On Wednesday, Microsoft shipped its long-awaited final major beta milestone for Windows Server "Longhorn," the next version of Windows Server. Due at the end of 2007, Longhorn Server delivers major improvements over existing Windows Server versions and the Beta 3 version, available publicly, shows big gains since the previous beta release. But then, it should: Beta 2 shipped almost a year ago.
Longhorn Server, like its Vista stable mate, has been on a slow burn. Microsoft shipped Longhorn Server Beta 1 back in mid-2005 alongside Vista Beta 1, and then shipped Beta 2 in May 2006. Today, Beta 3 shows a level of maturity that was missing in previous betas, along with a slew of new features. Unfortunately, excitement over Beta 3 is somewhat dimmed by a recent announcement that the first beta for Windows Server Virtualization, a feature add-on for Longhorn Server, will now ship about six months later than previously scheduled, in late 2007.
Longhorn Server Beta 3 is the first pre-release version of this product that Microsoft has made available to the public. "Our customers and partners will find we made some vast improvements in Windows Server 'Longhorn' to help them reduce costs and adapt to changing business needs," says Microsoft general manager Bill Laing. "Between early adopter customers and Microsoft IT, we have hundreds of servers running in production environments today. If there's one message we want to send today, it is get ready, download and evaluate."
Customers who do so will see many improvements. Longhorn Server's roles-based management approach is now mature, more finely-grained, and intelligently integrated into the core architecture of the system. Windows PowerShell, a new .NET-based scripting and command line environment, is now included. Windows Firewall is now enabled by default and automatically configured properly as various server roles and features are enabled and changed. Security features like BitLocker, Read-Only Domain Controller (RODC), EFS (Encrypting File System), and Server Core can now be used in tandem to full secure remote servers at branch offices. And Terminal Services has been improved dramatically, with simpler printing, remote application deployment, and VPN-less secure remote access.
There's a lot more, of course: Longhorn Server is a deep product. I'll be publishing an article on the SuperSite for Windows today describing all the important new features in Beta 3, and will review Beta 3 next week.

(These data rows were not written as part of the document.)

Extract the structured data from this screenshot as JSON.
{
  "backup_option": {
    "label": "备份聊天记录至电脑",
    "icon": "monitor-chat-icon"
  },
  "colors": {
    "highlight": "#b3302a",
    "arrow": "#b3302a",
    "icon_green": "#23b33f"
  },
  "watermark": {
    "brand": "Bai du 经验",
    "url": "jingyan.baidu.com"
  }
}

In the meantime, you can get started with Longhorn Server Beta 3 by visiting the Microsoft Web site.